We had no way of predicting the 2019-2021 shortage. We chose vinblastine as a test bed because, to our knowledge, it is the longest and most complex plant biosynthetic pathway. The entire pathway – which was only completed after the last two missing enzymes were identified in 2018 – contains 31 enzymatic steps. To meet the challenge, we have divided the entire course into three modules based on the commercial availability of precursors and standards. The first module converts the native yeast metabolite geranyl pyrophosphate (GPP) to strictosidine – the common precursor of all natural MIAs. The second module converts strictosidine to catharanthine and tabersonine, and the third module further converts tabersonine to vindoline. Each module was expressed in yeast and tested individually to confirm functional expression of that part of the pathway.
We then merged the three modules to construct a strain that produces vindoline and catharanthine from a raw material of glucose and amino acids. This final strain contains 56 genetic modifications, including overexpression of 34 genes from plants and other sources, as well as deletions, knockdowns (reduced expression level) and overexpression of ten yeast genes to improve generation of key precursors in the biosynthetic pathway.
Next, we grew the modified yeast strain in lab-scale bioreactors, and from the fermentation broth we purified vindoline and catharanthine, which were chemically coupled to produce vinblastine.
This project would not have been a success without continued funding from the Novo Nordisk Foundation, the BioInnovation Institute Foundation and the European Union’s Horizon 2020 program.
We can use the yeast strain from the first module, which produces strictosidine, as a platform to produce any of the other 3,000 natural MIAs. One molecule we are working on is ibogaine, an anti-addiction agent, a bioactive ingredient from an African evergreen shrub: Tabernanthe iboga.
We will then try to increase the fermentation process and develop a downstream processing method for purification.
The pharmaceutical industry is extremely complex and its manufacturing processes are highly regulated. I can’t say how they can better prepare for future crises caused by a shortage of raw materials or interrupted logistics, but I think we need to develop alternative processes to manufacture APIs – especially those needed for essential medicines. Here, I believe synthetic biology has great potential in terms of establishing a cost-effective and reliable manufacturing process, as well as expanding the chemical space to synthesize many more valuable unnatural products.
After a BA in English Literature and a Masters in Creative Writing, I entered the world of publishing as a proofreader and then worked my way up to editor.

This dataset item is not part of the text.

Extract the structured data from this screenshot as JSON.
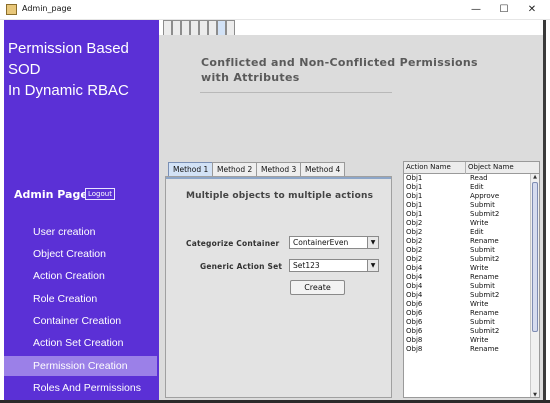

My career so far has taken me to some amazing places and I’m excited to see where I can go with Texere and TMM.